Top of Supplied data
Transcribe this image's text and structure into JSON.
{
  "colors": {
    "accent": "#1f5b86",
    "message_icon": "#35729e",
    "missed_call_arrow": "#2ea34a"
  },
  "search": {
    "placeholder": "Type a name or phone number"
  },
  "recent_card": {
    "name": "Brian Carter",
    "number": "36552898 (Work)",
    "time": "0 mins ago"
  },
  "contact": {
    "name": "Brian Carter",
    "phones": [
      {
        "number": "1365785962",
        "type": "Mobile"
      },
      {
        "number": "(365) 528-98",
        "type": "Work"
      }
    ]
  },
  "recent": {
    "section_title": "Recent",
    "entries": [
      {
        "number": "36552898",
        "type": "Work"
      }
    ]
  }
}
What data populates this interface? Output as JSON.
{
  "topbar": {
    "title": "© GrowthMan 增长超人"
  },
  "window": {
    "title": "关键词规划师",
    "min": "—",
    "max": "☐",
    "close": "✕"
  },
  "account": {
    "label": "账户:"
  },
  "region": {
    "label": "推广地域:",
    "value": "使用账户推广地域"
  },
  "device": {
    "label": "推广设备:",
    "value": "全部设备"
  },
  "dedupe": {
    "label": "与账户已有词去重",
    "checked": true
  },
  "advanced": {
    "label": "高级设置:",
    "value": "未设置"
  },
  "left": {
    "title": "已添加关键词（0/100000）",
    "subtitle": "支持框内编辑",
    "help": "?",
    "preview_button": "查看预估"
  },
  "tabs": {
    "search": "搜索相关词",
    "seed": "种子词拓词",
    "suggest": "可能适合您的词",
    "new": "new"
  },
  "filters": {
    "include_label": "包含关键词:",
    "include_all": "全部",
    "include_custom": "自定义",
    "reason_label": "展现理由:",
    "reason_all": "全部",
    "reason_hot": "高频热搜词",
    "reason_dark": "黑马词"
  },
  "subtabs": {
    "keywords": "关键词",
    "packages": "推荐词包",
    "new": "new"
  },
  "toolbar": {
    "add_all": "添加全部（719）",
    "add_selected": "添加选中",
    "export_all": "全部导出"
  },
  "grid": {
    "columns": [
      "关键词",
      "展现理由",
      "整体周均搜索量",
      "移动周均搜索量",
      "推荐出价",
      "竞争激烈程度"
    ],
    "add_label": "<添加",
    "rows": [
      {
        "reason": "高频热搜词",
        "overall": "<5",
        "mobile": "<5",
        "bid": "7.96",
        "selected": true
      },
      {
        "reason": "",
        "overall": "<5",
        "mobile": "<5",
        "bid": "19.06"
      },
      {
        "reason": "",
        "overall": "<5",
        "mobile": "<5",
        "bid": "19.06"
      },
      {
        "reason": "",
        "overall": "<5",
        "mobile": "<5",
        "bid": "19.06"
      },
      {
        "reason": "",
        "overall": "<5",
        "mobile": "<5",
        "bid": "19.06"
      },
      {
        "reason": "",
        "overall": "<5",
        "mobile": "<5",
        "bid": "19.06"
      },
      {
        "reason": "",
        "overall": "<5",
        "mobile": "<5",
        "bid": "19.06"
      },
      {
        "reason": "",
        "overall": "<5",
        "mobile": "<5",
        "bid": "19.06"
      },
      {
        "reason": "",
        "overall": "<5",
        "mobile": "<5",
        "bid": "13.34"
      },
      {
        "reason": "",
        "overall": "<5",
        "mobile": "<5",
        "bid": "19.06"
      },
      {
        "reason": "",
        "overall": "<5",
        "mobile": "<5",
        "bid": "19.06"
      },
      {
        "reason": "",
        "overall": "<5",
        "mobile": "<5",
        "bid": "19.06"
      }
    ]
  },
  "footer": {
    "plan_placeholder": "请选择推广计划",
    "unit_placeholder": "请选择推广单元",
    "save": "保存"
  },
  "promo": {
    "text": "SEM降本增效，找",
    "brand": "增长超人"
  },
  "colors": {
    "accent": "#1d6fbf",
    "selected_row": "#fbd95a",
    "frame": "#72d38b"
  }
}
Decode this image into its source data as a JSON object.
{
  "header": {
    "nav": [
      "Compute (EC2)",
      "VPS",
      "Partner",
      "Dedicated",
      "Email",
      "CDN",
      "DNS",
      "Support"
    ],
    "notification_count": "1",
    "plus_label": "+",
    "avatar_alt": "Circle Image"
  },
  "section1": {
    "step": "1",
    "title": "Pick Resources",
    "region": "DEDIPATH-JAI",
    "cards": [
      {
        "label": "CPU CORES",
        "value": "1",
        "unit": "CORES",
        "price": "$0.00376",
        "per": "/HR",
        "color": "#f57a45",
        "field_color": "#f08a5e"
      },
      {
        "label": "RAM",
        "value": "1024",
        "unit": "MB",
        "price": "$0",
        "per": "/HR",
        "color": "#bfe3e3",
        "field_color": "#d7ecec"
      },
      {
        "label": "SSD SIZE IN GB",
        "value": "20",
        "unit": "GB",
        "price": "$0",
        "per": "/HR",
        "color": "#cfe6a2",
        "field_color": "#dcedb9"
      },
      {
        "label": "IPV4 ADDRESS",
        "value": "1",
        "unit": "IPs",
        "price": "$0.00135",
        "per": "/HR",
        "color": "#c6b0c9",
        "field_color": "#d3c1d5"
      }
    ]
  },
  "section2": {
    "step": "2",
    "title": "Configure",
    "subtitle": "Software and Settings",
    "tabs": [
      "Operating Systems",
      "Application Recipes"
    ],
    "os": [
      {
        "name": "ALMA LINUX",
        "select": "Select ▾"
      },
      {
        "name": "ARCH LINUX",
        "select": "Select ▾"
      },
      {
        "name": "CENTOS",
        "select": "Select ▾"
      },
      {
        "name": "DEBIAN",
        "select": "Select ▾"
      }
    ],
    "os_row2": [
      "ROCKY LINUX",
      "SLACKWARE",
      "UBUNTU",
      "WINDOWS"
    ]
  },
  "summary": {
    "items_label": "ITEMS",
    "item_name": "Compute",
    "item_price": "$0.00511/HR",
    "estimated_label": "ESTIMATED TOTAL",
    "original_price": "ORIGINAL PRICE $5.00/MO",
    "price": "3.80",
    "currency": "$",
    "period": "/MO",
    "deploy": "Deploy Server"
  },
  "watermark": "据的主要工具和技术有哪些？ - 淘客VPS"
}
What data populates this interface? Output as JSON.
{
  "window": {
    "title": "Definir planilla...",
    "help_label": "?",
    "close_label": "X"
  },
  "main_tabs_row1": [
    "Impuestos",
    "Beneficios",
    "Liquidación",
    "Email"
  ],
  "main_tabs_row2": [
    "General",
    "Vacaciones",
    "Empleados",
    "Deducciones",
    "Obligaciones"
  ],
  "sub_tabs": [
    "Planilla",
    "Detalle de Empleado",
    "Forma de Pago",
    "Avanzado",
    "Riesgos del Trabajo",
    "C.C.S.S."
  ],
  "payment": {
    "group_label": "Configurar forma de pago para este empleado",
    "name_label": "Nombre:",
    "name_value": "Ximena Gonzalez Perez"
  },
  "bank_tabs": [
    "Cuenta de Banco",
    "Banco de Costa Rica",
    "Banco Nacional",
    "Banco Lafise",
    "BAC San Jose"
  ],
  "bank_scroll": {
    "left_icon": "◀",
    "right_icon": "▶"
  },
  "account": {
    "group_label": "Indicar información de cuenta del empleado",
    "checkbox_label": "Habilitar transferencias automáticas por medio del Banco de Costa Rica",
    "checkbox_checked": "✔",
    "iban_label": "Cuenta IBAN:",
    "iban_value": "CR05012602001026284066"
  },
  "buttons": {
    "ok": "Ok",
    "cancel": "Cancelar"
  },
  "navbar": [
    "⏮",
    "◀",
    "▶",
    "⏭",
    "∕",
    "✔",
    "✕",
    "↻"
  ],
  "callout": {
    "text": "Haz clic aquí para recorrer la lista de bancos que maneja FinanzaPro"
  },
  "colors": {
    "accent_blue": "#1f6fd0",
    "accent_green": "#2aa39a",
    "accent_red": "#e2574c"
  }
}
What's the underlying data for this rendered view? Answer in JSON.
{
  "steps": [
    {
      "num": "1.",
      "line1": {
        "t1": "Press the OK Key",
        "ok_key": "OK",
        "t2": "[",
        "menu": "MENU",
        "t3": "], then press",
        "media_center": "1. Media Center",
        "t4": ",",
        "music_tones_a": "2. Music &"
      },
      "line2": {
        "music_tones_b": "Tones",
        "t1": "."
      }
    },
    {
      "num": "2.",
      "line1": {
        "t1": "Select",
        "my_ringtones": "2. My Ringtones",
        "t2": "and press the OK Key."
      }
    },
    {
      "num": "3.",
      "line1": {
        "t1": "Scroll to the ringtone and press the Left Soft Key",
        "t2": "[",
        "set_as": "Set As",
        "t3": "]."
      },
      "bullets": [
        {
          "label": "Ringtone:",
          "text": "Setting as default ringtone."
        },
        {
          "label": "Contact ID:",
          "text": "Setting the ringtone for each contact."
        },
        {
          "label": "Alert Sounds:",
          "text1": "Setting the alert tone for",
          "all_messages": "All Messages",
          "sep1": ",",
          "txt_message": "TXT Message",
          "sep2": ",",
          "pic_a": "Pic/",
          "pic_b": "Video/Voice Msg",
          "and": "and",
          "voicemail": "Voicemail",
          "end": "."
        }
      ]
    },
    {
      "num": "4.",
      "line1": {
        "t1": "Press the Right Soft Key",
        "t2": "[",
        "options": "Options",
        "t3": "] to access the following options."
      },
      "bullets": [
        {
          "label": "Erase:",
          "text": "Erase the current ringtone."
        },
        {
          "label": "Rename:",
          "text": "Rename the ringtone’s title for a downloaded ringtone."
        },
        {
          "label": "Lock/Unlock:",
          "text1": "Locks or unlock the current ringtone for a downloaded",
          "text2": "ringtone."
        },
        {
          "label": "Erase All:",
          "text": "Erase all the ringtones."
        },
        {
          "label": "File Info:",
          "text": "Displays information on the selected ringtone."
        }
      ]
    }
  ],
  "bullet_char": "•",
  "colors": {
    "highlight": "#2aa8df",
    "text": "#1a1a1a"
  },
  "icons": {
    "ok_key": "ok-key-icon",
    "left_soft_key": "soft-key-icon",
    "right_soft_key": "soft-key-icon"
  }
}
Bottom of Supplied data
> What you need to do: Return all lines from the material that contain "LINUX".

> Result below:
        "name": "ALMA LINUX",
        "name": "ARCH LINUX",
      "ROCKY LINUX",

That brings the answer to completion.